For many Americans, it’s an identity. It speaks of ancestors from nations unknown, of a history both terrible and proud. The irony is that skin color can hide a past as easily as reveal. Over the long course of American history, countless children have been born to parents of different races, sometimes different skin colors. What race, then, are those children? The deciding factor is often the color of their skin.
To think that Black History is pertinent only to the present generation of African Americans is to miss this long intermingling of black and white Americans. These mixed race children have had to work out their place in society for hundreds of years. The books listed below focus on the choices available to teens of mixed white and black heritage.
It was known, even in 1790, that Thomas Jefferson had fathered children with his mixed race slave, Sally Hemings. But this truth was disputed for over two hundred years, until DNA testing provided a credible link in the Jefferson-Hemings lineage. In this novel, Bradley explores the feelings of Jefferson’s fair-skinned slave children who were denied a relationship with their father. How did it feel, to be the son of one of the greatest men of the time, and yet have no one to call, “Papa?”
In 1913, Hazel gets herself involved in the women’s suffrage movement and it leads her to big trouble. As a consequences, she is sent to her grandfather’s sugar plantation in the Caribbean. Hazel is surprised at the different attitudes she discovers in plantation life, where the rise of “darkies” threaten the established order. But she is truly horrified when she discovers the secrets kept by her own family members, secrets that have ruined the lives of their closest relations.
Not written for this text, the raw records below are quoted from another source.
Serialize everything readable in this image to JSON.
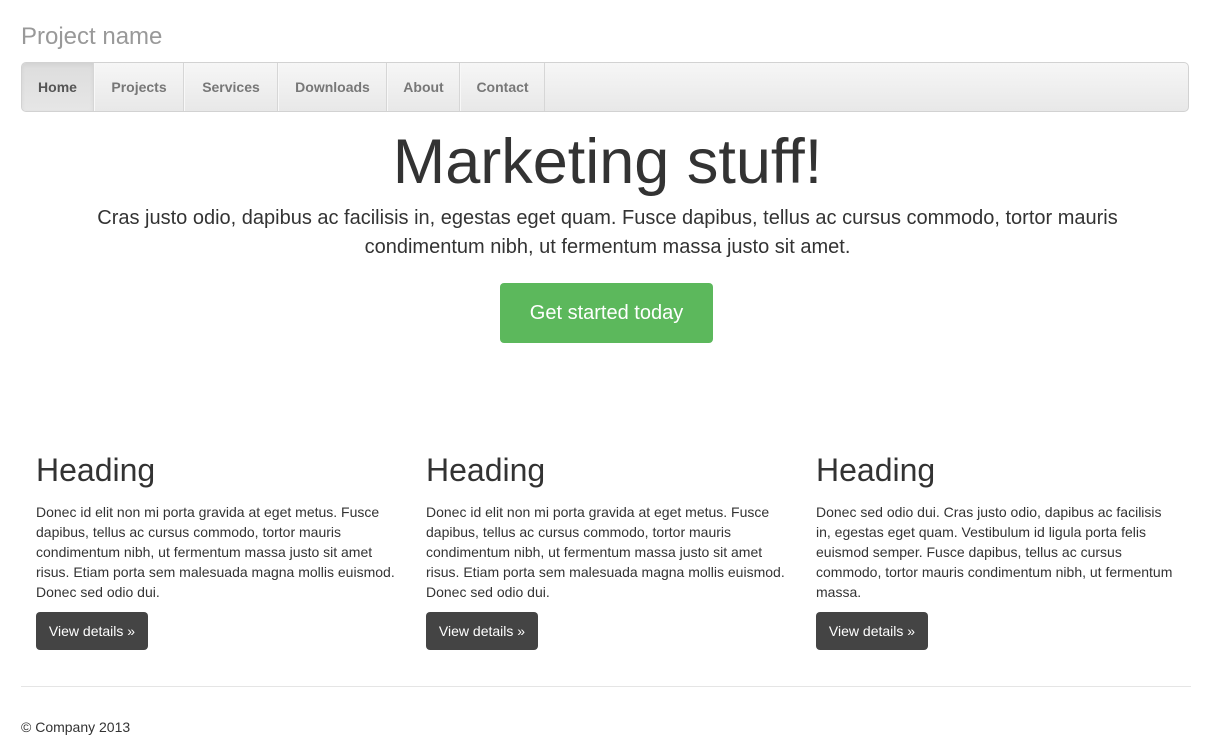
{
  "brand": "Project name",
  "nav": {
    "items": [
      {
        "label": "Home"
      },
      {
        "label": "Projects"
      },
      {
        "label": "Services"
      },
      {
        "label": "Downloads"
      },
      {
        "label": "About"
      },
      {
        "label": "Contact"
      }
    ],
    "active": "Home"
  },
  "hero": {
    "title": "Marketing stuff!",
    "lead": "Cras justo odio, dapibus ac facilisis in, egestas eget quam. Fusce dapibus, tellus ac cursus commodo, tortor mauris condimentum nibh, ut fermentum massa justo sit amet.",
    "cta_label": "Get started today"
  },
  "columns": [
    {
      "heading": "Heading",
      "text": "Donec id elit non mi porta gravida at eget metus. Fusce dapibus, tellus ac cursus commodo, tortor mauris condimentum nibh, ut fermentum massa justo sit amet risus. Etiam porta sem malesuada magna mollis euismod. Donec sed odio dui.",
      "button": "View details »"
    },
    {
      "heading": "Heading",
      "text": "Donec id elit non mi porta gravida at eget metus. Fusce dapibus, tellus ac cursus commodo, tortor mauris condimentum nibh, ut fermentum massa justo sit amet risus. Etiam porta sem malesuada magna mollis euismod. Donec sed odio dui.",
      "button": "View details »"
    },
    {
      "heading": "Heading",
      "text": "Donec sed odio dui. Cras justo odio, dapibus ac facilisis in, egestas eget quam. Vestibulum id ligula porta felis euismod semper. Fusce dapibus, tellus ac cursus commodo, tortor mauris condimentum nibh, ut fermentum massa.",
      "button": "View details »"
    }
  ],
  "footer": {
    "text": "© Company 2013"
  },
  "colors": {
    "cta": "#5cb85c",
    "details_button": "#444444",
    "brand_text": "#999999"
  }
}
Continue reading Black History Month: Interracial Teens in Historical Fiction